Use the Data Transfer patterns when you expect the client to retrieve more than one data item from a server-side object: The purpose of the Data Transfer patterns is to improve performance but also to give a natural API to the client. Combining data that is not typically in a single retrieval group would be unnatural for a client and therefore is not encouraged. For example, if you are tracking personal preferences for a customer, retrieving their credit card number and the type of coffee they enjoy drinking would not be a natural pairing of data. On the other hand, bundling all of the order information, such as the ordering address and credit card information, may be appropriate. In either case, bundling five properties into a single operation reduces the number of traversals across the Web Service environment by eight, assuming a client wants all five properties. This is a substantial performance gain for the client.
The Data Transfer patterns can apply to the entire property set in a single object: This implementation of an object is typical when you think customers will frequently want a large set of data from the object. This implementation creates a mirror of an object implementation but without the behaviors of the object and with a simpler mechanism for accessing the data. A common example of this usage is in management applications. Often, clients will present all of the properties of a managed element in a user interface to monitor the status of the element. Rather than traversing the physical tier boundary between the presentation tier and the logic tier for each property, it is easier to traverse the tier boundary a single time for all of the property data. The performance gain is also substantial, often from 25 calls to a single call. If a call is 100 milliseconds each, you are moving from 100 milliseconds to 2 1/2 seconds.
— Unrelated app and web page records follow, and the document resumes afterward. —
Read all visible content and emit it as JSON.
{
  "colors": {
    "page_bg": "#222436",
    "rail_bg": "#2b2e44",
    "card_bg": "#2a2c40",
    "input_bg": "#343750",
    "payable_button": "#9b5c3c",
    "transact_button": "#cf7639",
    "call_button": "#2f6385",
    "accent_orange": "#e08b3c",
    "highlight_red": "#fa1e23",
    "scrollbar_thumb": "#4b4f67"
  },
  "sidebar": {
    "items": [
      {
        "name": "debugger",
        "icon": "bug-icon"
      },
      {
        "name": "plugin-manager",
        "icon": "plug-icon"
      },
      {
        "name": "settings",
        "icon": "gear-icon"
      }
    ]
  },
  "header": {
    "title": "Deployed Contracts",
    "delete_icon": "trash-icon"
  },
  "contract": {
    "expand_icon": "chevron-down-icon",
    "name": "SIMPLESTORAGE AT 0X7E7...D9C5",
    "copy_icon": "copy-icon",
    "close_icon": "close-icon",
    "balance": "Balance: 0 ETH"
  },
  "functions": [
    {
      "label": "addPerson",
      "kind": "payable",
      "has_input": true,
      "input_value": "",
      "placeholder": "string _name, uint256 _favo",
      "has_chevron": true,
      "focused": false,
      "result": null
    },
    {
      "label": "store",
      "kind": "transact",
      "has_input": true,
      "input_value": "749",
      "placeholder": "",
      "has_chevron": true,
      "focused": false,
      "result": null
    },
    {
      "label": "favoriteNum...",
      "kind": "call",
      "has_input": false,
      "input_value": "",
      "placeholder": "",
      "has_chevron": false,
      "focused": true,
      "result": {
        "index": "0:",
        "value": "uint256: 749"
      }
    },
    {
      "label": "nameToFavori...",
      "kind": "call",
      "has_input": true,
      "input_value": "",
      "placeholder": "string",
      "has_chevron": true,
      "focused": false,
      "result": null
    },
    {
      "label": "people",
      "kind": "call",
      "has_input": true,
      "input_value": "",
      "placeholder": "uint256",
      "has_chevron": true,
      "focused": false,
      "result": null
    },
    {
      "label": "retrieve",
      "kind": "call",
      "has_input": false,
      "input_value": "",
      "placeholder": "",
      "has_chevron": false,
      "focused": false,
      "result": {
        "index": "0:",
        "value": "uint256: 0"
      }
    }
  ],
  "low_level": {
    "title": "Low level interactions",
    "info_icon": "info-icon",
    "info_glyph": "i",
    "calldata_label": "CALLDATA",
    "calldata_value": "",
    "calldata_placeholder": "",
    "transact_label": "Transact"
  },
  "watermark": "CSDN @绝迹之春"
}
Even considering that you may increase the response time, because of additional data, to 1 second (a very conservative guess), you are saving a lot of time for clients.
There can be more than one Data Transfer pattern implemented for a single server-side object: The balance you want to strike for the pattern is to avoid pollution and confusion in the programming interface while allowing clients to access and change data in the most efficient way. For example, a customer business object contains a wide variety of data that could make up several data transfer objects. The pattern implementations on the customer business object could include one for shipping information, one for ordering information, and one for the customer profile presented in the browser to the customer. For example, shipping information may contain a shipping address, the customer's choice of shippers, and related information. Ordering information may contain credit card numbers , billing addresses, and related information.
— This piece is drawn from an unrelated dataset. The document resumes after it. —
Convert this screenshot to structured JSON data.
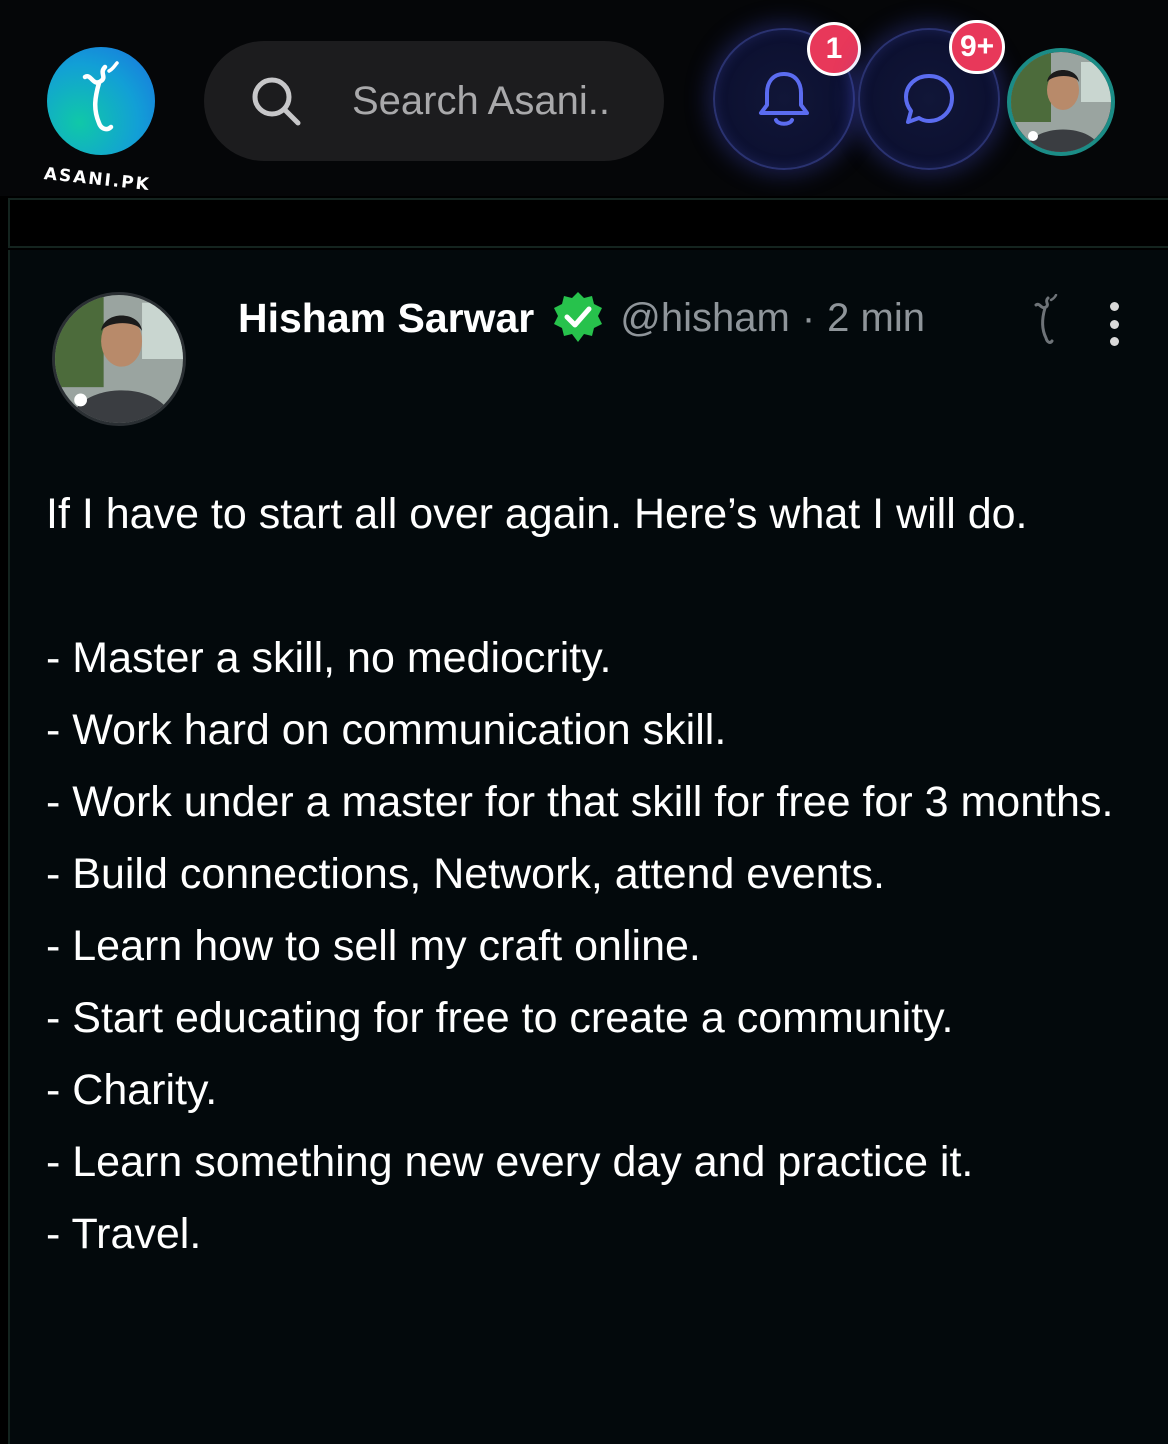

Do not add behavior to the Data Transfer patterns: Once you add behavior and calculations to the Data Transfer pattern, you cross a line into creating a more complex object type. For example, moving information around a network relating to an order adheres to the Data Transfer Object pattern. On the other hand, adding behavior to calculate sale discounts to the Data Transfer Object pattern itself would break the pattern implementation. The data transfer object is just for passing data between a client and a server-side object, nothing else. A simple guideline is Java's public instance variables . If you cannot access the data in the object directly from the public instance variable, you have crossed the line out of the Data Transfer Object pattern. For example, adding a getTotalCost() operation to the Data Transfer Collection pattern that calculates the price of all the contained data transfer objects crosses the line from flat data to derived data.
The set operation on a data transfer object instance or a data transfer collection instance should be a single transaction: Often, on server-side components , each set method will begin and commit a transaction. The DataTransferObject instance gives a natural boundary to the scope of a transaction by grouping common properties together in a Data Transfer pattern. You can create your attribute groups on your Data Transfer Object pattern to ensure that clients cannot put data in a partially updated state.